++++ DATASET CONTENT ++++

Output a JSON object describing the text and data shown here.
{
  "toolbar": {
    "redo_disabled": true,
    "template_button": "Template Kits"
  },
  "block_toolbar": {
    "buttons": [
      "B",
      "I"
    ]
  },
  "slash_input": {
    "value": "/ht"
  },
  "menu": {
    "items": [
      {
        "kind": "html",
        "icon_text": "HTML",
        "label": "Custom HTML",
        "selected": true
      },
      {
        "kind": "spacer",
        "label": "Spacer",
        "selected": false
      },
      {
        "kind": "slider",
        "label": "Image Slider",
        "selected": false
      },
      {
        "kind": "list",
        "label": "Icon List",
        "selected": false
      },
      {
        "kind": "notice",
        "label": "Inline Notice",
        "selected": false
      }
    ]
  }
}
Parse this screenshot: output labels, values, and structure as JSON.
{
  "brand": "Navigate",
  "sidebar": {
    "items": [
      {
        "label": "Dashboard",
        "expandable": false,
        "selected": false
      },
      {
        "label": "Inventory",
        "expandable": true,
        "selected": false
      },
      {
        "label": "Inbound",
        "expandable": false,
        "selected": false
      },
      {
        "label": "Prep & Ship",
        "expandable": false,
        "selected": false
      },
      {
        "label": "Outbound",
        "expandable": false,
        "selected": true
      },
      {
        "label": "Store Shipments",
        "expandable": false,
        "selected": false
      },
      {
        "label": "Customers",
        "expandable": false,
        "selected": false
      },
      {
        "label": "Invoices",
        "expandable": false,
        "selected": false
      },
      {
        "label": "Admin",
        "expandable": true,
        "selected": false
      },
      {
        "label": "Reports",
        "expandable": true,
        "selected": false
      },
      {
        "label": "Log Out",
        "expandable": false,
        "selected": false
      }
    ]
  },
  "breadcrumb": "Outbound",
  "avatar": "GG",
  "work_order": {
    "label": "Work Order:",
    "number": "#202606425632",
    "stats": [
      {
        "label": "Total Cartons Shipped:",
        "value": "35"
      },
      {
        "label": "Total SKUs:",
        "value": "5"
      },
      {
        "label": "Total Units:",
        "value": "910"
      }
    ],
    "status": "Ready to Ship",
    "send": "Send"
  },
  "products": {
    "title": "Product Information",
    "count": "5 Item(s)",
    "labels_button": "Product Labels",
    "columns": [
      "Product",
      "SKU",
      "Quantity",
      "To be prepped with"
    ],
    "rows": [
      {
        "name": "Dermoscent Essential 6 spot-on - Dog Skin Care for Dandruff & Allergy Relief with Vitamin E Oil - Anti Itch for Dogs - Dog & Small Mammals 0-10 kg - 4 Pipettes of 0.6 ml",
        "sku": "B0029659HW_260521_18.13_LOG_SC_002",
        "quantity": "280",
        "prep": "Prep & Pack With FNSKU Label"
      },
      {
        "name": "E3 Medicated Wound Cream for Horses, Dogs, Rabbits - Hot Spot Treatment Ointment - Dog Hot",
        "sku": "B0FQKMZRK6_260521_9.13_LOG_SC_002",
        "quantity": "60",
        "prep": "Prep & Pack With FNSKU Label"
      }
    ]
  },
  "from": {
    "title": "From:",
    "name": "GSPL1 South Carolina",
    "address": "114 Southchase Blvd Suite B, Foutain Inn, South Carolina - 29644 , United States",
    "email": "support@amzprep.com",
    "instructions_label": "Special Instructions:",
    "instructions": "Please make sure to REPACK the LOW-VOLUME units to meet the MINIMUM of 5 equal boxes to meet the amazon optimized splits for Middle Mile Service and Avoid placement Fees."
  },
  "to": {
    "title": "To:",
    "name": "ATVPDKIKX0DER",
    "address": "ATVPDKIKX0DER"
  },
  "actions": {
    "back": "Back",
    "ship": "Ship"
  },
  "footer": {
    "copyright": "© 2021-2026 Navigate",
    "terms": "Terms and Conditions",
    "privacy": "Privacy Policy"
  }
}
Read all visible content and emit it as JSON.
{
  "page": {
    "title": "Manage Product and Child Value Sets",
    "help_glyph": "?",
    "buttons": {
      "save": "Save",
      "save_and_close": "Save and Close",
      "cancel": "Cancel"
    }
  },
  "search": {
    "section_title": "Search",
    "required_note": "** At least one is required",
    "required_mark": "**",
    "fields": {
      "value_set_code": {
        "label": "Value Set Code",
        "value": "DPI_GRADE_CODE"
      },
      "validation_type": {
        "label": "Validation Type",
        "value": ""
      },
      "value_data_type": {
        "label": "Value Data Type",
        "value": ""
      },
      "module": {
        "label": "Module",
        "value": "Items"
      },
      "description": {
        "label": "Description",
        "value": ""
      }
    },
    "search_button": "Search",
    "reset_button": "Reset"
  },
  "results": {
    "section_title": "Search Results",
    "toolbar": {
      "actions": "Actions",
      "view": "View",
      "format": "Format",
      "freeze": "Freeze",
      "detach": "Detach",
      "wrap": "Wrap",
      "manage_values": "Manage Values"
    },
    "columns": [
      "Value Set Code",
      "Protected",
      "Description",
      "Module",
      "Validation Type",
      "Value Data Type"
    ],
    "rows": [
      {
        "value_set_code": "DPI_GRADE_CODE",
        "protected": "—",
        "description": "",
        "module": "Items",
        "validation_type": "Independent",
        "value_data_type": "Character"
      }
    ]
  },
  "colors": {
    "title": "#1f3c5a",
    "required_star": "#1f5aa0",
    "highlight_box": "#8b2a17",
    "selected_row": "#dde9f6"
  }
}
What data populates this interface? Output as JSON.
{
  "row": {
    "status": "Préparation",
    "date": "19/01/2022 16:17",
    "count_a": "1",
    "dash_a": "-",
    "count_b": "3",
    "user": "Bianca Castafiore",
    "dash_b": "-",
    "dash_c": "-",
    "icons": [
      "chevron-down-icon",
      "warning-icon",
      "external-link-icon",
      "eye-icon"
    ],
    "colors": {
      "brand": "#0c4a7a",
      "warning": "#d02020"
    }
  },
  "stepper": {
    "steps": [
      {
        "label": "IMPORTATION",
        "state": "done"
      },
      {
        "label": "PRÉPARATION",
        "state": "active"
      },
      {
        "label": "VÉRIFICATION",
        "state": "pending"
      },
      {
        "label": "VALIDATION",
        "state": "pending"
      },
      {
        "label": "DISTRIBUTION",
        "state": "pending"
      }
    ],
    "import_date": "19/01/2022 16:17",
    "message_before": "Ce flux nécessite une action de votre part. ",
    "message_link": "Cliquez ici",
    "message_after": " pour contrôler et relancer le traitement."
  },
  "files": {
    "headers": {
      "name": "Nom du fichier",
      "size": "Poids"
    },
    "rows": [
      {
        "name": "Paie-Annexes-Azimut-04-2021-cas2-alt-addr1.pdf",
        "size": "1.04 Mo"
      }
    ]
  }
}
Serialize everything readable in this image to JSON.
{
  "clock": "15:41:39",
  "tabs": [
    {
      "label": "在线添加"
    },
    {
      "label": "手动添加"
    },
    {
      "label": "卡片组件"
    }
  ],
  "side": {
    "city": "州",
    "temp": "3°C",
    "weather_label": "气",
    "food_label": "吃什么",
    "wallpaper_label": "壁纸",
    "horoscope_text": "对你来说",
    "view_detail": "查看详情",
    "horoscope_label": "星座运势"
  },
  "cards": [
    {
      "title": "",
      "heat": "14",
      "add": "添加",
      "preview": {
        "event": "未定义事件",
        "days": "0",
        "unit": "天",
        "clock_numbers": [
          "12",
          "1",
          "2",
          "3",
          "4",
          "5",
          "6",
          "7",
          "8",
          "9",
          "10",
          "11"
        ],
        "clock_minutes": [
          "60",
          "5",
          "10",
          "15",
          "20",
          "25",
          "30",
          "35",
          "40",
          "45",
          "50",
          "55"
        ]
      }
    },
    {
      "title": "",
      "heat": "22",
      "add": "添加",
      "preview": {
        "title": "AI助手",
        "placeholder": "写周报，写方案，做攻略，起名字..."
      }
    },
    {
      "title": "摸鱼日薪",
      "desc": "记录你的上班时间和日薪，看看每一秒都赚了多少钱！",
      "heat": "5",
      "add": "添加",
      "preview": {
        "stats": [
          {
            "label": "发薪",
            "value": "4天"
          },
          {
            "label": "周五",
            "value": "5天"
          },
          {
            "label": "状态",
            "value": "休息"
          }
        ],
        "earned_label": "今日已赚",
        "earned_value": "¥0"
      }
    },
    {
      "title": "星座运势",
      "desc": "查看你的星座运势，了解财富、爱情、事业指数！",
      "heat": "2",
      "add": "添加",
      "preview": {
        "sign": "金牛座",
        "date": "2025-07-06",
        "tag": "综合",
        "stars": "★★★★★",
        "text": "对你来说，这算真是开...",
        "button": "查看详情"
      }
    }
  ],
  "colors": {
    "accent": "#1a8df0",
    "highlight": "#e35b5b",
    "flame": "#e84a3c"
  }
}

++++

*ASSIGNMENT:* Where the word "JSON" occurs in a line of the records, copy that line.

*REPLY:*
Output a JSON object describing the text and data shown here.
Parse this screenshot: output labels, values, and structure as JSON.
Read all visible content and emit it as JSON.
What data populates this interface? Output as JSON.
Serialize everything readable in this image to JSON.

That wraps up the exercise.